Dataset rows for apps and sites
◇ ◇ ◇ ◇ ◇ ◇ ◇

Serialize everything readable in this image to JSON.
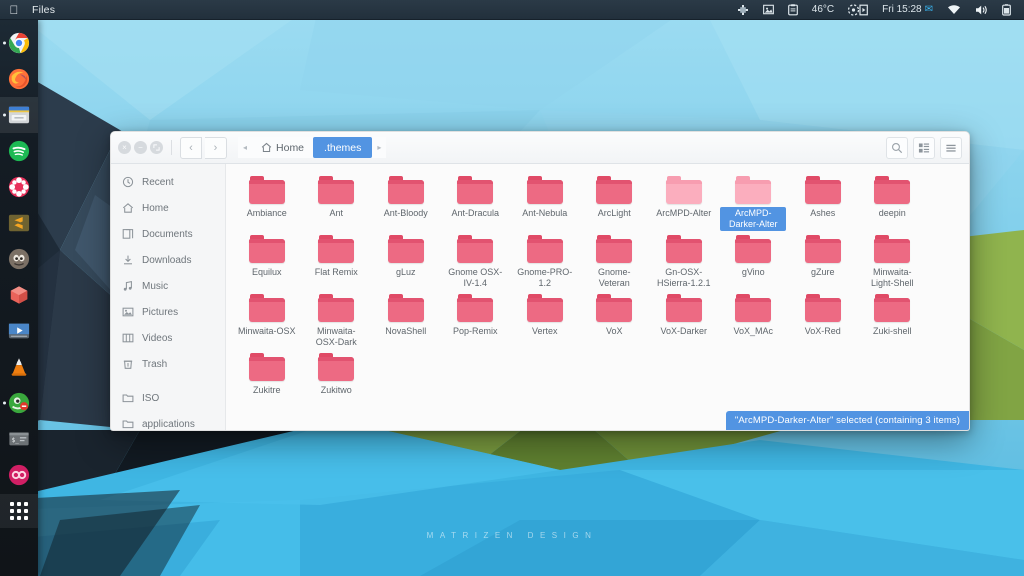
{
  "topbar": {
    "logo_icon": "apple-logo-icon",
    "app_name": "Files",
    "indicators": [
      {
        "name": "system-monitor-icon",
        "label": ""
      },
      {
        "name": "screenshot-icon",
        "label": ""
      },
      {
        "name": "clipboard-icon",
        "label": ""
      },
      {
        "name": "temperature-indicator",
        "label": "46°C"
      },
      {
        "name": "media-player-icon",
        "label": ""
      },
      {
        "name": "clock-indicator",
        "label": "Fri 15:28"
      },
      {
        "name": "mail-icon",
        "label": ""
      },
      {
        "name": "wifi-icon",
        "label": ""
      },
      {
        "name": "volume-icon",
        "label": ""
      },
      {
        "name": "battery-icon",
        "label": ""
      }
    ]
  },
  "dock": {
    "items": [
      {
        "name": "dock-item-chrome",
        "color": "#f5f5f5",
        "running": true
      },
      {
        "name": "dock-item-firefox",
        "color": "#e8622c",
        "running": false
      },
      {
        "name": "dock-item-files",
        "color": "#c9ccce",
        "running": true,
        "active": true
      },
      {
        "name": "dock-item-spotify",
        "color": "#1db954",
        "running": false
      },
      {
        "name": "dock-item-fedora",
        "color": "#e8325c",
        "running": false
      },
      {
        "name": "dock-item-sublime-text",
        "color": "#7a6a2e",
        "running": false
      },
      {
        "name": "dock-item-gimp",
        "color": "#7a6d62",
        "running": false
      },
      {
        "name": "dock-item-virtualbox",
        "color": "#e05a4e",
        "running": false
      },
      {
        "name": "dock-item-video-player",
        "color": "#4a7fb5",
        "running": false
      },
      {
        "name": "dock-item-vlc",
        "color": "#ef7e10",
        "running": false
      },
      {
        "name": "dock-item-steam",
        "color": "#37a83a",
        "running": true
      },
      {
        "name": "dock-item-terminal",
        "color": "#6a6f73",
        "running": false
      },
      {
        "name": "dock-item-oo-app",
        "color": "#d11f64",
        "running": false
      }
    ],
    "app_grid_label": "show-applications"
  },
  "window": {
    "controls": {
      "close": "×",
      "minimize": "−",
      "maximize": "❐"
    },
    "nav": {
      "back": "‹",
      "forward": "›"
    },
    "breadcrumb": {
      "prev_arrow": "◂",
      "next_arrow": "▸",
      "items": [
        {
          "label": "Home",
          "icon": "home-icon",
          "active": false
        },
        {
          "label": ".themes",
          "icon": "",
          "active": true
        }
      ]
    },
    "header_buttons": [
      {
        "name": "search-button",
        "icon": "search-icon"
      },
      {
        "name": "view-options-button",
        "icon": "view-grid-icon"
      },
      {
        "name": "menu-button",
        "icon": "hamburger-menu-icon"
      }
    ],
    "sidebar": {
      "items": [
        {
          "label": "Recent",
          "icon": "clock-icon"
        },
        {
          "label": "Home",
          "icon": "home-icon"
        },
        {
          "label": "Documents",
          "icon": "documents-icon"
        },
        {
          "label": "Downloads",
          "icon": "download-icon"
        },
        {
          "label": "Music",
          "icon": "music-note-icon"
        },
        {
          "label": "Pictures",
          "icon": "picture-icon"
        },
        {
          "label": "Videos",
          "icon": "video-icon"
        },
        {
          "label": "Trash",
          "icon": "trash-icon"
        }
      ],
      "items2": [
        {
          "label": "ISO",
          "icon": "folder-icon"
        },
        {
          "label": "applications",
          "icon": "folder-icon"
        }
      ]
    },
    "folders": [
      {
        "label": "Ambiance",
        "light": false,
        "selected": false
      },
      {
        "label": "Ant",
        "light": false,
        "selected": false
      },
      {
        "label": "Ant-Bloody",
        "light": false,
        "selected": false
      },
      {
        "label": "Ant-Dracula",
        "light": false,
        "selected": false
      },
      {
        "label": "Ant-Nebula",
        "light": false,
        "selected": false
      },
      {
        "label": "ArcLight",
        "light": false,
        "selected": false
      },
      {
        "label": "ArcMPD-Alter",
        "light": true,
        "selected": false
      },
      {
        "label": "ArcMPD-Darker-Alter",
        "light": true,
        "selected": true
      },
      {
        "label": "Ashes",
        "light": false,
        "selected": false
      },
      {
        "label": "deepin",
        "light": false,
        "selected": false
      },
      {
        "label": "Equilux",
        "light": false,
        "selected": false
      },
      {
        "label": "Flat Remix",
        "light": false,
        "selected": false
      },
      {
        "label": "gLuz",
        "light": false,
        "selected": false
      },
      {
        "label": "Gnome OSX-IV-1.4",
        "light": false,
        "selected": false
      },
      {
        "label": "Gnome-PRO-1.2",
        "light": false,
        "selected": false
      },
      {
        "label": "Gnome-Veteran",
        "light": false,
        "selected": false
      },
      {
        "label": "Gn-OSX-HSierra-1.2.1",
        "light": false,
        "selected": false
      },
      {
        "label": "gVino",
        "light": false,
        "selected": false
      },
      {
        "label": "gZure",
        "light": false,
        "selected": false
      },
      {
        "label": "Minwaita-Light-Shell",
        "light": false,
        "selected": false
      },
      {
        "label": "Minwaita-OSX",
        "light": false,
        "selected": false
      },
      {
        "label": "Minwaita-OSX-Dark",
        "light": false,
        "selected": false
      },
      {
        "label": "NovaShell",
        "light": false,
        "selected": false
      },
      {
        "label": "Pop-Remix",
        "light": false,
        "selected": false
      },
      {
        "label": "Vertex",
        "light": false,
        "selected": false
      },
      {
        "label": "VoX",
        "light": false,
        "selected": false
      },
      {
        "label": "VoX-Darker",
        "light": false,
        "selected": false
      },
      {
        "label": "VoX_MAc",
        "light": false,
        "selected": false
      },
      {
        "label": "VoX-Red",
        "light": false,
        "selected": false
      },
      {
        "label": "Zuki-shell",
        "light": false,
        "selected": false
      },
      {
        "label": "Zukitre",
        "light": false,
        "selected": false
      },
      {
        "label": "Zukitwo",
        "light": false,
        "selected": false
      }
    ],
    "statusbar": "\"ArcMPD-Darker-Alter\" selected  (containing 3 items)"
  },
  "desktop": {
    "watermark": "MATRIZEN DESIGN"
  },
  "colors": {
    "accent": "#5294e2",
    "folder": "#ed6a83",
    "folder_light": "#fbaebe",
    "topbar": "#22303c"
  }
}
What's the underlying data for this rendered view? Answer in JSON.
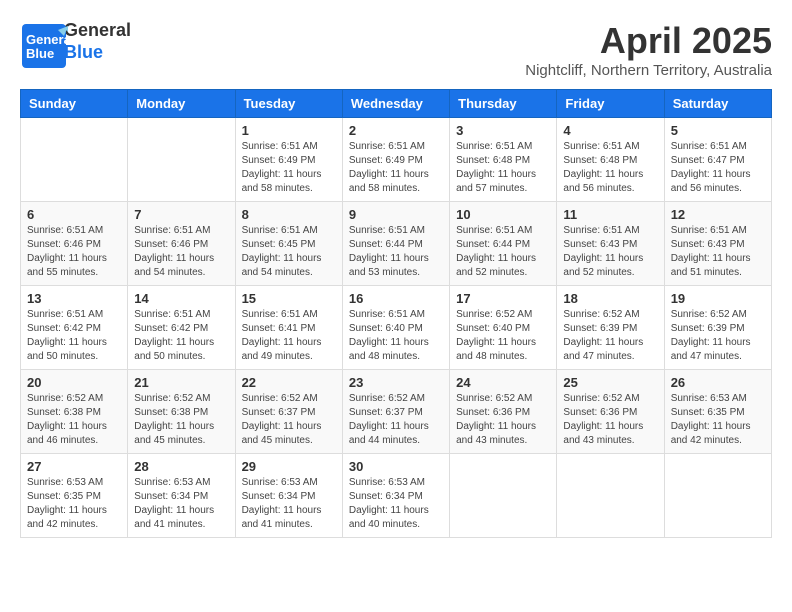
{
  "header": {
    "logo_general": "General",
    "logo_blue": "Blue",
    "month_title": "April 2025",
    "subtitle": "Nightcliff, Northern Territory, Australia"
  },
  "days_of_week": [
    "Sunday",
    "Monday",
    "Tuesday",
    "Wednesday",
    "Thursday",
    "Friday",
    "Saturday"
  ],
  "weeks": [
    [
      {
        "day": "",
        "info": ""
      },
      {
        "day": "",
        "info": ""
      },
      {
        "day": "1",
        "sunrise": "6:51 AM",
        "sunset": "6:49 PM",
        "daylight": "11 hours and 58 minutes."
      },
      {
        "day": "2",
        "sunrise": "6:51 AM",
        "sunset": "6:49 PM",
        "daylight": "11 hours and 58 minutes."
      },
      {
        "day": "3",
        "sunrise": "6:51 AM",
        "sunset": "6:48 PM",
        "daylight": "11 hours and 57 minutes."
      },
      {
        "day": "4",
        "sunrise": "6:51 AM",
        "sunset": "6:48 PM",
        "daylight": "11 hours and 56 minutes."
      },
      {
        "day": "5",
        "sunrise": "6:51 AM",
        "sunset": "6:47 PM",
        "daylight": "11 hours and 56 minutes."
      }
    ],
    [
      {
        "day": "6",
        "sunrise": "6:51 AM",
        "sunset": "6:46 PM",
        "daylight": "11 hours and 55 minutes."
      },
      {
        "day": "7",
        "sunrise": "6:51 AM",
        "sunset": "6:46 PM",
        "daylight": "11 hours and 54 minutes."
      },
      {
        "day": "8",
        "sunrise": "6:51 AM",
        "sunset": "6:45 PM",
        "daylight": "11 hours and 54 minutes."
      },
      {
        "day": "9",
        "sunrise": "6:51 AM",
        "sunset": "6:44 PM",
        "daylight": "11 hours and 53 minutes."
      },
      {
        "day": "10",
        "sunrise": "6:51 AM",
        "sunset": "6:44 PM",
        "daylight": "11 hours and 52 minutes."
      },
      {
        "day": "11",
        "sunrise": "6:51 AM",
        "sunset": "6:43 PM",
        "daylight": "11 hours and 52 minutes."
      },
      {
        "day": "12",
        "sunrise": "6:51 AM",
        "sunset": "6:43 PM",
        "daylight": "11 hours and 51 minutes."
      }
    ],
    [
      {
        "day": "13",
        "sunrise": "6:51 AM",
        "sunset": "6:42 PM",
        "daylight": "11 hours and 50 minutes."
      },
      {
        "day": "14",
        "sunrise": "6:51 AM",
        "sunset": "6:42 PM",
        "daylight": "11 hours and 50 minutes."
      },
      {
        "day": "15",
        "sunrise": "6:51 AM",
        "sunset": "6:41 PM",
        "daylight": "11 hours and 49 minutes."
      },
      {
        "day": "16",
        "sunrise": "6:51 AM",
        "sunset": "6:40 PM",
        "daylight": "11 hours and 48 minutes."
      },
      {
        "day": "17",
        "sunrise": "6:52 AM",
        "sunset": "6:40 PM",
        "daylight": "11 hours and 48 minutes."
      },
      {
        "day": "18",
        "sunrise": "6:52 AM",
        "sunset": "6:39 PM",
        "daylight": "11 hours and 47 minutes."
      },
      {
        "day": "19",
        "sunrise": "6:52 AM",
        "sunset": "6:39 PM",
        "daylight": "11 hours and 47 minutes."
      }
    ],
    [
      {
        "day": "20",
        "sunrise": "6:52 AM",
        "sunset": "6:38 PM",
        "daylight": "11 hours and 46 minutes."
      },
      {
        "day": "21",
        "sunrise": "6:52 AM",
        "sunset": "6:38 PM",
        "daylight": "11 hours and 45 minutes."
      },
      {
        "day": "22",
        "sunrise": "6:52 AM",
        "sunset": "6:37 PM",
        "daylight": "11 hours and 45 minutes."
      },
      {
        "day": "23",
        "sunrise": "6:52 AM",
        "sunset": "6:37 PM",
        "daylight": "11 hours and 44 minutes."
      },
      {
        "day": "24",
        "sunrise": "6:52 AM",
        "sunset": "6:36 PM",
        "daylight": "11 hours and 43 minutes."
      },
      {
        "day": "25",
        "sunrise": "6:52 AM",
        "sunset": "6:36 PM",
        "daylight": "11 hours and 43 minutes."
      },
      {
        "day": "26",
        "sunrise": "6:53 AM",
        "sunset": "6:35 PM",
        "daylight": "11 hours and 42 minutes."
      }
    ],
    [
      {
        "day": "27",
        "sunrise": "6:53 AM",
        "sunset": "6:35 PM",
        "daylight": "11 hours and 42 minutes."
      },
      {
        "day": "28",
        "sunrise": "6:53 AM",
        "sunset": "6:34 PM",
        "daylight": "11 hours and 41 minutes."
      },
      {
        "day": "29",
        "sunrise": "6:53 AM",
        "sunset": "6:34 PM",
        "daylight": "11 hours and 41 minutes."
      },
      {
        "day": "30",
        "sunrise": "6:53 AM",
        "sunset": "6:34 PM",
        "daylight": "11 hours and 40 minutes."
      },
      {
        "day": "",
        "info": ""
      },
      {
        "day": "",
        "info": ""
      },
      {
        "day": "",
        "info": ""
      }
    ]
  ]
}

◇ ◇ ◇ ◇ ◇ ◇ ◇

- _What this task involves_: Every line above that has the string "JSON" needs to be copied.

- _Written answer_:
Serialize everything readable in this image to JSON.
What's the underlying data for this rendered view? Answer in JSON.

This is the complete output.